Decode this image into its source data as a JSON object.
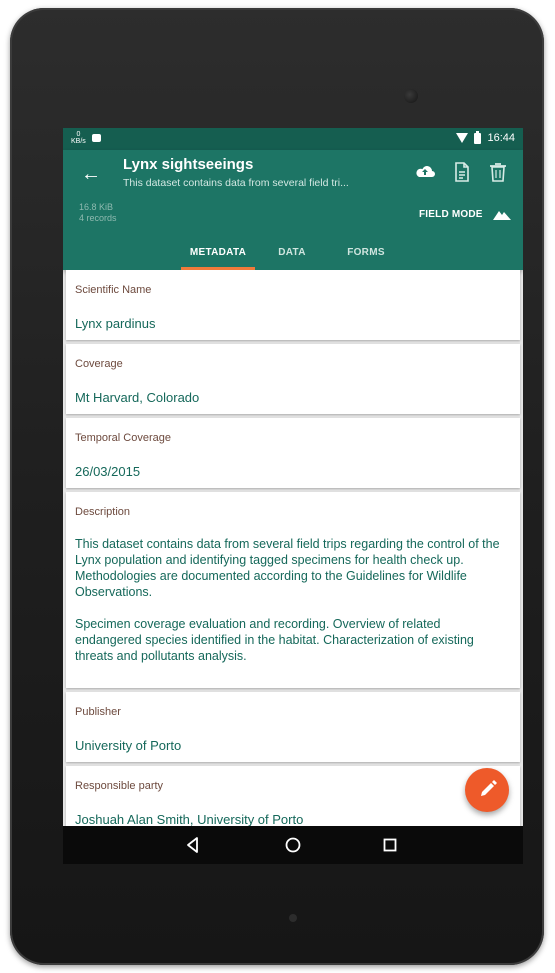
{
  "status_bar": {
    "network_speed_value": "0",
    "network_speed_unit": "KB/s",
    "time": "16:44"
  },
  "app_bar": {
    "title": "Lynx sightseeings",
    "subtitle": "This dataset contains data from several field tri...",
    "size": "16.8 KiB",
    "records": "4 records",
    "field_mode_label": "FIELD MODE",
    "actions": [
      "upload-cloud-icon",
      "export-file-icon",
      "delete-icon"
    ]
  },
  "tabs": [
    {
      "label": "METADATA",
      "active": true
    },
    {
      "label": "DATA",
      "active": false
    },
    {
      "label": "FORMS",
      "active": false
    }
  ],
  "fields": {
    "scientific_name": {
      "label": "Scientific Name",
      "value": "Lynx pardinus"
    },
    "coverage": {
      "label": "Coverage",
      "value": "Mt Harvard, Colorado"
    },
    "temporal_coverage": {
      "label": "Temporal Coverage",
      "value": "26/03/2015"
    },
    "description": {
      "label": "Description",
      "paragraphs": [
        "This dataset contains data from several field trips regarding the control of the Lynx population and identifying tagged specimens for health check up. Methodologies are documented according to the Guidelines for Wildlife Observations.",
        "Specimen coverage evaluation and recording. Overview of related endangered species identified in the habitat. Characterization of existing threats and pollutants analysis."
      ]
    },
    "publisher": {
      "label": "Publisher",
      "value": "University of Porto"
    },
    "responsible_party": {
      "label": "Responsible party",
      "value": "Joshuah Alan Smith, University of Porto"
    }
  },
  "fab": {
    "icon": "edit-pencil-icon"
  },
  "nav_bar": {
    "buttons": [
      "back-triangle-icon",
      "home-circle-icon",
      "recents-square-icon"
    ]
  },
  "colors": {
    "primary": "#1d7565",
    "primary_dark": "#155e50",
    "accent": "#ee5a2a",
    "tab_indicator": "#f07a3a",
    "label_text": "#6d4a3e",
    "value_text": "#15685a"
  }
}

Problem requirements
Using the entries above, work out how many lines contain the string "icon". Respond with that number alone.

Exercise output
7